Gustaves Menswear co-owner Gus Beullens also backed the proposal saying winter was a difficult time for retailers.
"As long as the office workers and the retail workers don't use it as a means of parking nearer to their work I think it will be great," he said.
Under Nelson's bylaws, time-limits for the city's parking squares apply to the whole square - drivers are not allowed to park for three hours and then move to another park in the same square as they have met the time limit.
Hadley suggested in her report that the council call on businesses to back up the parking initiatives with complementary incentives to attract customers.
Uniquely Nelson manager Cathy Madigan said a number of incentives were already in place, such as late nights on Hardy St, the Light Festival, dining promotions, winter sales and the winter music festival.
"The whole objective is that we know we've got a great city, we know we've got great things happening. Winter is a great time in the city, but we just want to make it easier for people to enjoy that," she said. "It's about generating more foot traffic."
However, she said if the council approved the proposals, time limits would still apply to parking spaces and people would need to keep an eye on this.
The council could lose up to $285,000 worth of parking revenue under the system, but $100,000 allocated to parking in the annual plan would partially offset this.
Another $30,000 could be lost with free bus rides, but Hadley has suggested that the council look at making buses "mobile billboards" with advertising on their sides.
Financial losses from the parking changes would be reported to the council's infrastructure committee and a focus group with businesses may be held at the end of winter to evaluate the initiatives.
In the meantime the council is carrying out a parking study to investigate a long-term strategy for the city's parking.
- The Nelson Mail

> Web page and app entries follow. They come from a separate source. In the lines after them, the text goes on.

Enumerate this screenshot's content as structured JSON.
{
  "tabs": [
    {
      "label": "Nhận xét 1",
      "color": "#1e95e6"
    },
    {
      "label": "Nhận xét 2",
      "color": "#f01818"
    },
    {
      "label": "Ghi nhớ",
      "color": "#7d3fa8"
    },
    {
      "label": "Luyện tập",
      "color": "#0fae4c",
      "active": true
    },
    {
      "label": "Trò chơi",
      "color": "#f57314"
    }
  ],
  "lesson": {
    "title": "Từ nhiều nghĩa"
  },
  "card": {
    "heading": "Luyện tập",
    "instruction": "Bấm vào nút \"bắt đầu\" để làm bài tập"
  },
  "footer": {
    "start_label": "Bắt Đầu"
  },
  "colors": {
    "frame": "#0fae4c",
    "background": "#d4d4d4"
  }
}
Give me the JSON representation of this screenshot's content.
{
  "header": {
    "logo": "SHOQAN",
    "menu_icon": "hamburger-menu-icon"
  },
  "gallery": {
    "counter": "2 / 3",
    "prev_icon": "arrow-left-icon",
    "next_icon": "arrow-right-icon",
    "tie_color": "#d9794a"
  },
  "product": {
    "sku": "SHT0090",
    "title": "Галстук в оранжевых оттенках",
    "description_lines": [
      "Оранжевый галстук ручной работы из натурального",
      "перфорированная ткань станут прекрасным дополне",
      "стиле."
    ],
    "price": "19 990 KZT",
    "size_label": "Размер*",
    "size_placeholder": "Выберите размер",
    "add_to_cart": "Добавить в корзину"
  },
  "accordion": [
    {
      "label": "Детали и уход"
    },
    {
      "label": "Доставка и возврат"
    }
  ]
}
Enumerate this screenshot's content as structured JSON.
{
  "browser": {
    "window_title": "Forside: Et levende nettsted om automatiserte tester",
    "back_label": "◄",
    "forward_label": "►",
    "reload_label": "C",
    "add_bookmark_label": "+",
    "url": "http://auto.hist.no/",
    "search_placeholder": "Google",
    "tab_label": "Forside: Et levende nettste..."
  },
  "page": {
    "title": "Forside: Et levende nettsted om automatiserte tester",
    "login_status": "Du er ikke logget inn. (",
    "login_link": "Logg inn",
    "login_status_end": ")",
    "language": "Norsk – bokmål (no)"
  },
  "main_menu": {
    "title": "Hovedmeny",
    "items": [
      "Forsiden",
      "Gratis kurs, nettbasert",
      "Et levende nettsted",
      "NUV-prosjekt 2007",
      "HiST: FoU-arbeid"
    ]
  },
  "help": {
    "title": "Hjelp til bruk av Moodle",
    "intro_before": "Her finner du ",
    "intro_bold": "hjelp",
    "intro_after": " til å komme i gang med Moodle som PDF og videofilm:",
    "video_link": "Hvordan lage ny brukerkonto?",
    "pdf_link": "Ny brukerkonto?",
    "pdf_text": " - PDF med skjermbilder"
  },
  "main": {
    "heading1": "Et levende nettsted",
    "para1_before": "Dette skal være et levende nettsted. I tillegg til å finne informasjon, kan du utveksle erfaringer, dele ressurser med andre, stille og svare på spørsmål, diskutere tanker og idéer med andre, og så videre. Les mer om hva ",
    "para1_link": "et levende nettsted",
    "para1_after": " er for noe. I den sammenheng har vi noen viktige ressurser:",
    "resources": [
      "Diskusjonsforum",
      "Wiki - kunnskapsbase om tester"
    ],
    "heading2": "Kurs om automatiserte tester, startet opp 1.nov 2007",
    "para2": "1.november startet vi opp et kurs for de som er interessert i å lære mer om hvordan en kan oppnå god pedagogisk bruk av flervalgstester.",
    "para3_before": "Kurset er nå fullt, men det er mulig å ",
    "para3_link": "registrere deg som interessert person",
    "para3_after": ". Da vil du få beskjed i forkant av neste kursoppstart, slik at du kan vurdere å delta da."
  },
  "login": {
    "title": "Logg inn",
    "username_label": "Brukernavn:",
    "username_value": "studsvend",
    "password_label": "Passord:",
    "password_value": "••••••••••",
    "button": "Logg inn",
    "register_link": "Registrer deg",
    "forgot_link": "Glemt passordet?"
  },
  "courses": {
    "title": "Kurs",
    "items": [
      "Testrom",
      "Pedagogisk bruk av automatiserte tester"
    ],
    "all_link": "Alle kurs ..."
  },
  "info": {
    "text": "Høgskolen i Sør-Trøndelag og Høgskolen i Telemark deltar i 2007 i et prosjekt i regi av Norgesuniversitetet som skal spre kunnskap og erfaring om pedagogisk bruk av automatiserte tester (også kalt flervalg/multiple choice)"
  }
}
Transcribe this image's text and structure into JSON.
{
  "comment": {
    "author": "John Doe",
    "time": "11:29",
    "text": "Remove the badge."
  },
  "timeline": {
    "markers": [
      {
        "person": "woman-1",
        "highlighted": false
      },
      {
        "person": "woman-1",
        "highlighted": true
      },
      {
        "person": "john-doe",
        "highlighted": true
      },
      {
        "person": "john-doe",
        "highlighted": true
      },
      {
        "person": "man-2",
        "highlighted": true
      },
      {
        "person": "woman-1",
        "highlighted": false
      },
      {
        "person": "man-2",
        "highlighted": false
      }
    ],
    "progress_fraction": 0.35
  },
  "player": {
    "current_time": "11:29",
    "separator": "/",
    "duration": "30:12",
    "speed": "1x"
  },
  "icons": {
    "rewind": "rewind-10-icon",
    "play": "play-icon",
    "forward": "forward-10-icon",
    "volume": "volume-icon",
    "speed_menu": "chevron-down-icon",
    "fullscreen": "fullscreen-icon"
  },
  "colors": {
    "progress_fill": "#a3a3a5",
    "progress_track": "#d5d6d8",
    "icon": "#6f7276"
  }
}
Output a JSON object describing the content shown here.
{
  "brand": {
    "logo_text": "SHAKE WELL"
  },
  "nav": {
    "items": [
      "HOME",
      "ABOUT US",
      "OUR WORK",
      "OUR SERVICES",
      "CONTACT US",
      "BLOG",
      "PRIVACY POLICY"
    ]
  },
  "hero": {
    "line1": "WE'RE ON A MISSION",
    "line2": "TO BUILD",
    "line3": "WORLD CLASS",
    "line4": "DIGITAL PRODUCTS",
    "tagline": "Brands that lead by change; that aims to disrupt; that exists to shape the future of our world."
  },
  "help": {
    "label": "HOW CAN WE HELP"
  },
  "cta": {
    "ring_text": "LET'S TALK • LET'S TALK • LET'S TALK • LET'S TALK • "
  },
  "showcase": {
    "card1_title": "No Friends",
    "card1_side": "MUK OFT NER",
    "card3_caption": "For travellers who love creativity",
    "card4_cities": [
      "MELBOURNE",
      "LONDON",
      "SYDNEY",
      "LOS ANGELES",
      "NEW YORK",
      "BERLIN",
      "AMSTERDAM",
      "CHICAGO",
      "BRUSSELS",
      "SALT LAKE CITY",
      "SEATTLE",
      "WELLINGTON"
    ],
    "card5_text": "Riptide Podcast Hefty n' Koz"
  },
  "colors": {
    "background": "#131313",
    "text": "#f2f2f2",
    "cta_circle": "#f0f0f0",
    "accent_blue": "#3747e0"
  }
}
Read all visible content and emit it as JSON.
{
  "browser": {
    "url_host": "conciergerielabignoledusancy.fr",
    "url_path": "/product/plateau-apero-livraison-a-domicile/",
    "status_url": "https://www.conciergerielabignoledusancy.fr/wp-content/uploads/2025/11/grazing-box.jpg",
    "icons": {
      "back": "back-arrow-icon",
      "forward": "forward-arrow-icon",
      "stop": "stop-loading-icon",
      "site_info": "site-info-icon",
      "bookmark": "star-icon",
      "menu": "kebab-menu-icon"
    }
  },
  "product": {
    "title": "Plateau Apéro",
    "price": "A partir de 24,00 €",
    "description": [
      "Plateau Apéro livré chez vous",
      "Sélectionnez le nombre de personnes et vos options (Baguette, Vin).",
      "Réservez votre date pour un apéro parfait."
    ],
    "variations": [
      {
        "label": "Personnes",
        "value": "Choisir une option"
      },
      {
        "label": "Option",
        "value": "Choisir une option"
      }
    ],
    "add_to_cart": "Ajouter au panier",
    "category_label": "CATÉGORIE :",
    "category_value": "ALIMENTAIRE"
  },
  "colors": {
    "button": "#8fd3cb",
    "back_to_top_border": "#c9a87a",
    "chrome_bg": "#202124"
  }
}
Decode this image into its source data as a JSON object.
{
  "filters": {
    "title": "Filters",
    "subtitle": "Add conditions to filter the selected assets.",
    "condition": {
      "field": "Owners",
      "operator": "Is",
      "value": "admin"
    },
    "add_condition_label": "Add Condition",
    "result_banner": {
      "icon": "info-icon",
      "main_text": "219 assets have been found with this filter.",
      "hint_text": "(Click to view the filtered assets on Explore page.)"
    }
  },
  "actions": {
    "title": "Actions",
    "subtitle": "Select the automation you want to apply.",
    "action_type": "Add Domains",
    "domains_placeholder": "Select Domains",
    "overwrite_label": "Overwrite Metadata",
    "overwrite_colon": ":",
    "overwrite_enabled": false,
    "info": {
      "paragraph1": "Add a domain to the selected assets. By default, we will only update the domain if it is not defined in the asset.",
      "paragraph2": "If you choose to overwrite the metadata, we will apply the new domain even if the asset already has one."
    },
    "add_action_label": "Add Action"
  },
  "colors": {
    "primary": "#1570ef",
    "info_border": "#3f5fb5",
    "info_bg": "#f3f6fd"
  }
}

Should DOC still be using 1080 poison?Related story: (See story)
View births, marriages and celebrations from around the region
View obituaries from around the region